WHAT IS EXPECTED:
Tally the lines in the following entries that include the word "assets"; state only the total.

─── SOURCE RECORDS ───

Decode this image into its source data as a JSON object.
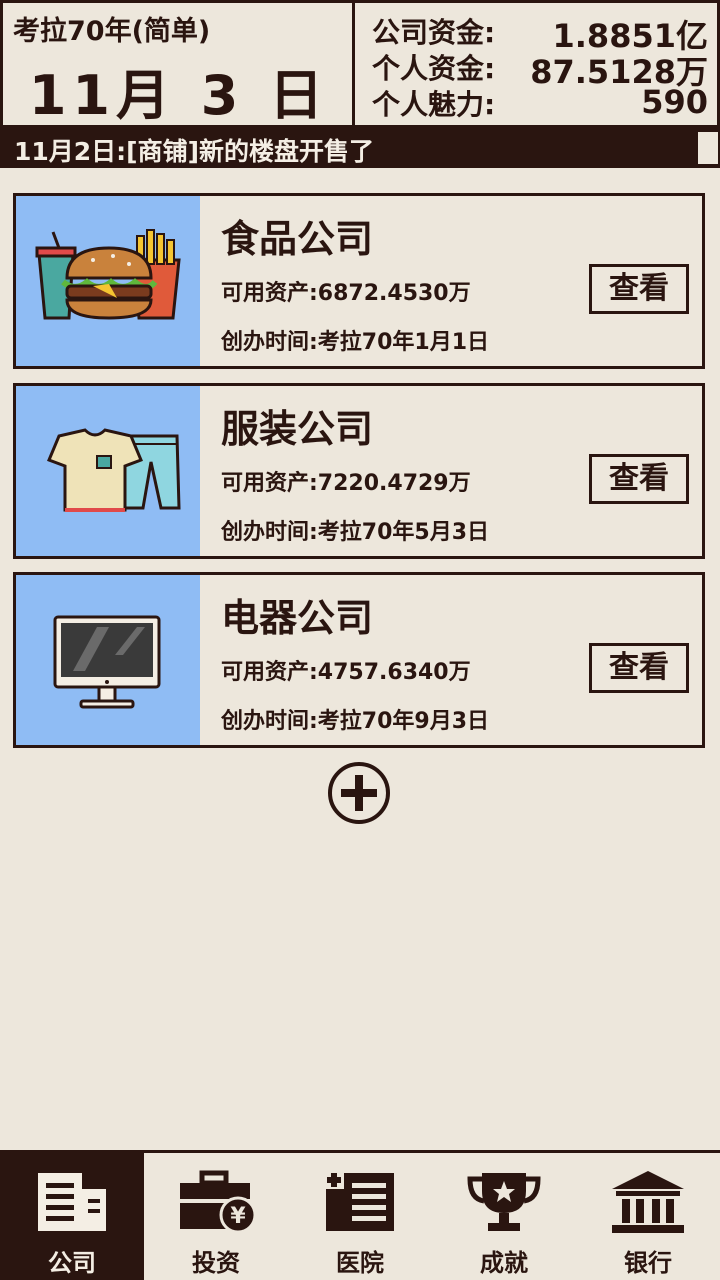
{
  "header": {
    "era": "考拉70年(简单)",
    "date": "11月 3 日",
    "stats": [
      {
        "label": "公司资金:",
        "value": "1.8851亿"
      },
      {
        "label": "个人资金:",
        "value": "87.5128万"
      },
      {
        "label": "个人魅力:",
        "value": "590"
      }
    ]
  },
  "ticker": {
    "text": "11月2日:[商铺]新的楼盘开售了"
  },
  "companies": [
    {
      "name": "食品公司",
      "assets": "可用资产:6872.4530万",
      "founded": "创办时间:考拉70年1月1日",
      "button": "查看",
      "icon": "burger-fries-icon"
    },
    {
      "name": "服装公司",
      "assets": "可用资产:7220.4729万",
      "founded": "创办时间:考拉70年5月3日",
      "button": "查看",
      "icon": "tshirt-jeans-icon"
    },
    {
      "name": "电器公司",
      "assets": "可用资产:4757.6340万",
      "founded": "创办时间:考拉70年9月3日",
      "button": "查看",
      "icon": "monitor-icon"
    }
  ],
  "nav": [
    {
      "label": "公司",
      "icon": "company-building-icon",
      "active": true
    },
    {
      "label": "投资",
      "icon": "briefcase-yen-icon",
      "active": false
    },
    {
      "label": "医院",
      "icon": "hospital-icon",
      "active": false
    },
    {
      "label": "成就",
      "icon": "trophy-icon",
      "active": false
    },
    {
      "label": "银行",
      "icon": "bank-icon",
      "active": false
    }
  ],
  "colors": {
    "dark": "#2a1510",
    "background": "#ede7dc",
    "thumb": "#8fbcf4"
  }
}
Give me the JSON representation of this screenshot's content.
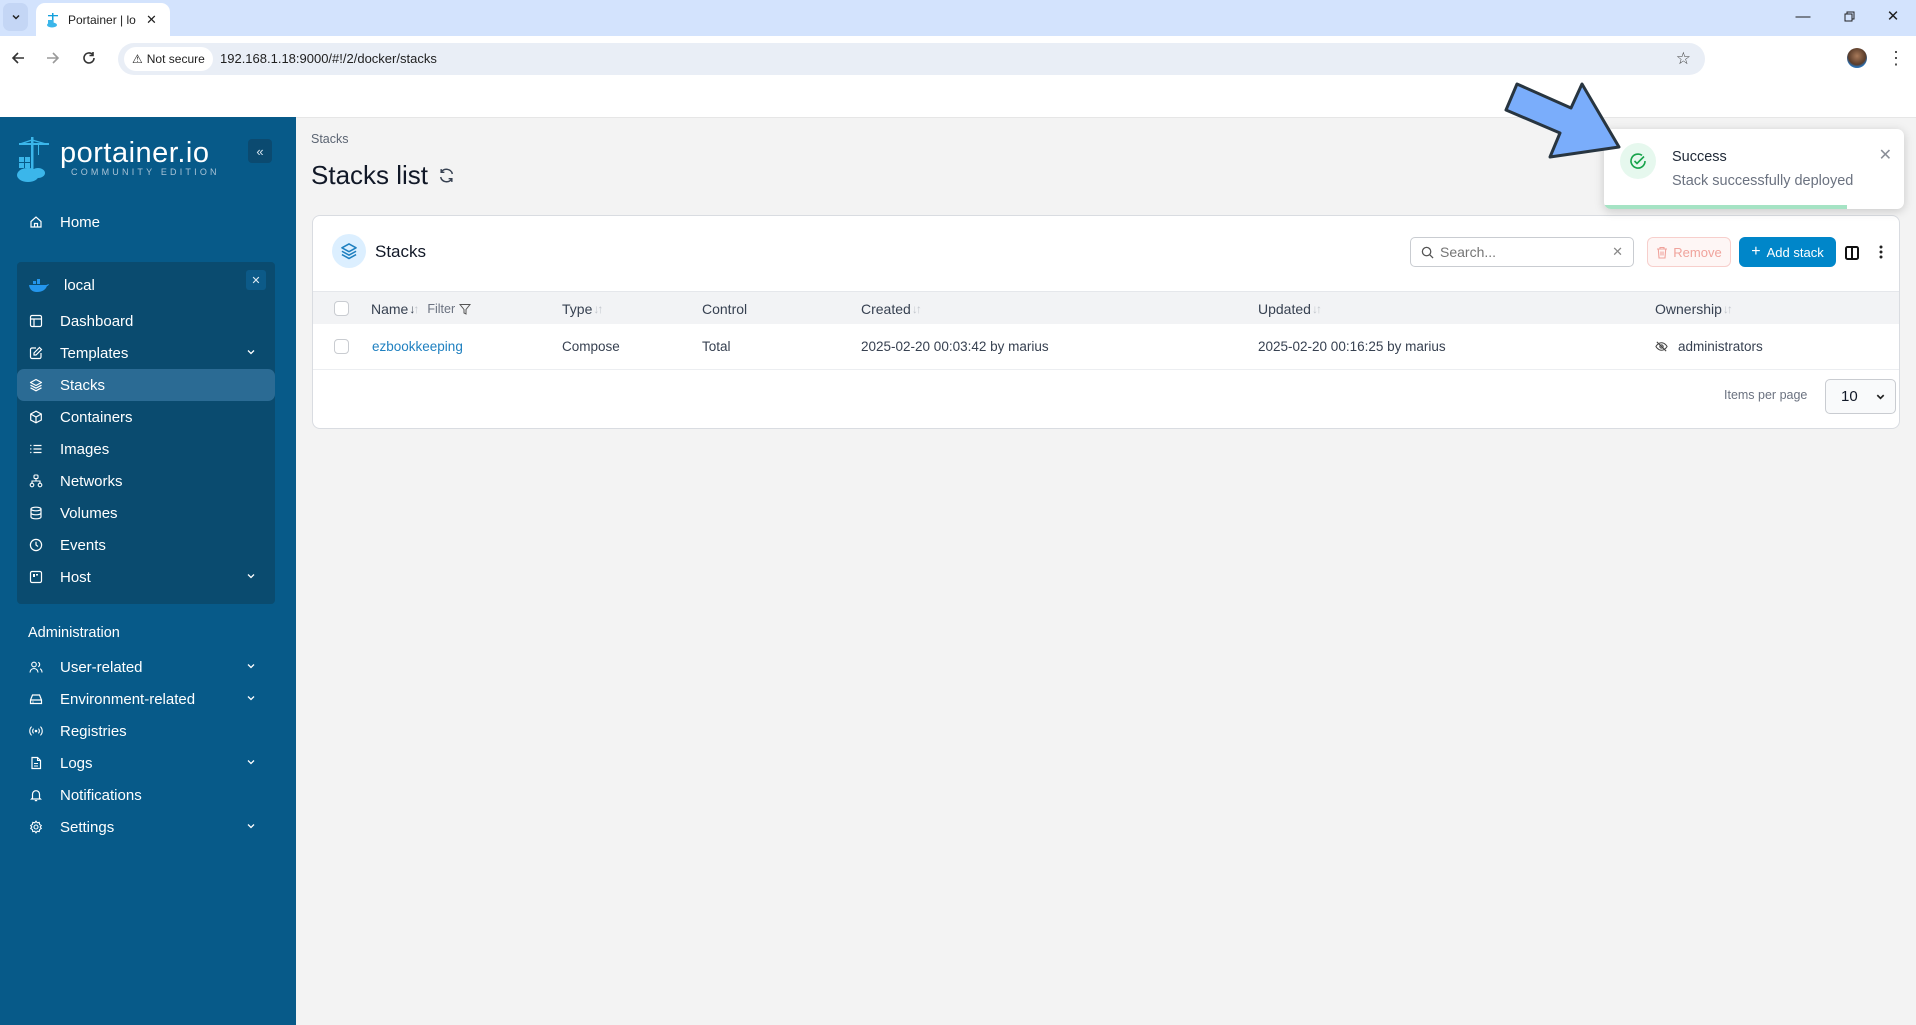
{
  "browser": {
    "tab_title": "Portainer | lo",
    "address": {
      "security_label": "Not secure",
      "url": "192.168.1.18:9000/#!/2/docker/stacks"
    }
  },
  "sidebar": {
    "logo": {
      "main": "portainer.io",
      "sub": "COMMUNITY EDITION"
    },
    "collapse_glyph": "«",
    "home": {
      "label": "Home",
      "icon": "home-icon"
    },
    "environment": {
      "name": "local",
      "icon": "docker-whale-icon",
      "items": [
        {
          "label": "Dashboard",
          "icon": "dashboard-icon",
          "expandable": false,
          "active": false
        },
        {
          "label": "Templates",
          "icon": "edit-icon",
          "expandable": true,
          "active": false
        },
        {
          "label": "Stacks",
          "icon": "layers-icon",
          "expandable": false,
          "active": true
        },
        {
          "label": "Containers",
          "icon": "box-icon",
          "expandable": false,
          "active": false
        },
        {
          "label": "Images",
          "icon": "list-icon",
          "expandable": false,
          "active": false
        },
        {
          "label": "Networks",
          "icon": "network-icon",
          "expandable": false,
          "active": false
        },
        {
          "label": "Volumes",
          "icon": "database-icon",
          "expandable": false,
          "active": false
        },
        {
          "label": "Events",
          "icon": "clock-icon",
          "expandable": false,
          "active": false
        },
        {
          "label": "Host",
          "icon": "host-icon",
          "expandable": true,
          "active": false
        }
      ]
    },
    "admin_heading": "Administration",
    "admin_items": [
      {
        "label": "User-related",
        "icon": "users-icon",
        "expandable": true
      },
      {
        "label": "Environment-related",
        "icon": "hard-drive-icon",
        "expandable": true
      },
      {
        "label": "Registries",
        "icon": "radio-icon",
        "expandable": false
      },
      {
        "label": "Logs",
        "icon": "file-text-icon",
        "expandable": true
      },
      {
        "label": "Notifications",
        "icon": "bell-icon",
        "expandable": false
      },
      {
        "label": "Settings",
        "icon": "gear-icon",
        "expandable": true
      }
    ]
  },
  "main": {
    "breadcrumb": "Stacks",
    "title": "Stacks list",
    "card": {
      "title": "Stacks",
      "search_placeholder": "Search...",
      "search_value": "",
      "remove_label": "Remove",
      "add_label": "Add stack",
      "columns": [
        {
          "label": "Name",
          "sortable": true,
          "sorted": "desc"
        },
        {
          "label": "Type",
          "sortable": true
        },
        {
          "label": "Control",
          "sortable": false
        },
        {
          "label": "Created",
          "sortable": true
        },
        {
          "label": "Updated",
          "sortable": true
        },
        {
          "label": "Ownership",
          "sortable": true
        }
      ],
      "filter_label": "Filter",
      "rows": [
        {
          "name": "ezbookkeeping",
          "type": "Compose",
          "control": "Total",
          "created": "2025-02-20 00:03:42 by marius",
          "updated": "2025-02-20 00:16:25 by marius",
          "ownership": "administrators",
          "ownership_icon": "eye-off-icon"
        }
      ],
      "items_per_page_label": "Items per page",
      "items_per_page": "10"
    }
  },
  "toast": {
    "title": "Success",
    "message": "Stack successfully deployed",
    "progress": 0.81,
    "colors": {
      "icon": "#16a34a",
      "progress": "#a5e3c4"
    }
  },
  "colors": {
    "sidebar": "#075a89",
    "active_item": "#2b6b94",
    "primary_button": "#0086c9",
    "link": "#1f80c0"
  }
}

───

SOLUTION BELOW:
3